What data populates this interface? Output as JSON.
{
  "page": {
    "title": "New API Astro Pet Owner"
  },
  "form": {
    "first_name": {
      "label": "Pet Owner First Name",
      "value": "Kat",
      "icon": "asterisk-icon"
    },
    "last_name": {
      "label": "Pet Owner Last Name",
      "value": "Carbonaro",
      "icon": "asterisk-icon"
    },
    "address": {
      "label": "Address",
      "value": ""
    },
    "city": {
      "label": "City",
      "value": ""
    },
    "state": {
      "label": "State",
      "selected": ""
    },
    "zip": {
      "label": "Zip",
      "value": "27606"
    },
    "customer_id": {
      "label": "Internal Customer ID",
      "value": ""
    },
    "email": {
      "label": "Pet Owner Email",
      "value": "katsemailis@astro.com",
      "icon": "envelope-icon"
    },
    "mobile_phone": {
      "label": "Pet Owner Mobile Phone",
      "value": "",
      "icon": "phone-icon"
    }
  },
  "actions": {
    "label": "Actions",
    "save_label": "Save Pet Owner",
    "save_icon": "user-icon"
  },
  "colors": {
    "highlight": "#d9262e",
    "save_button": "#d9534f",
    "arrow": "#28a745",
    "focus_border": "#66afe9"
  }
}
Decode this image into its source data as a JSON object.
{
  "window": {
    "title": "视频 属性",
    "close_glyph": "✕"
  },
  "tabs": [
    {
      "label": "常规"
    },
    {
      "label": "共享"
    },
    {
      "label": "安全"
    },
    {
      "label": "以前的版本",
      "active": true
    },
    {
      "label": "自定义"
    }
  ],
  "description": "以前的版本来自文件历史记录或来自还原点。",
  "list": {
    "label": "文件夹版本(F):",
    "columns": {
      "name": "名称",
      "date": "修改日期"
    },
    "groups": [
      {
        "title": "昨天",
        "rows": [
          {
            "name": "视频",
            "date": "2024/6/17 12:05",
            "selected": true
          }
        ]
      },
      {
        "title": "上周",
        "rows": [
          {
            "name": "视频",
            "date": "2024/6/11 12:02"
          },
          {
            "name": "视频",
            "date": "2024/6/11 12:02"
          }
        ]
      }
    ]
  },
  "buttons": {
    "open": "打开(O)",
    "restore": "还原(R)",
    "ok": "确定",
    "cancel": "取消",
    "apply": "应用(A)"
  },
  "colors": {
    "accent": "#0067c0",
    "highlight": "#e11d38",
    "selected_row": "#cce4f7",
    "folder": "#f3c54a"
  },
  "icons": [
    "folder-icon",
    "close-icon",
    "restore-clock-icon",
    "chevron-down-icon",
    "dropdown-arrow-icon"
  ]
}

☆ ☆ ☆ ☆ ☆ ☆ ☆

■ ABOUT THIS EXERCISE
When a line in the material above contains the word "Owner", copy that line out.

■ ANSWER SPACE
    "title": "New API Astro Pet Owner"
      "label": "Pet Owner First Name",
      "label": "Pet Owner Last Name",
      "label": "Pet Owner Email",
      "label": "Pet Owner Mobile Phone",
    "save_label": "Save Pet Owner",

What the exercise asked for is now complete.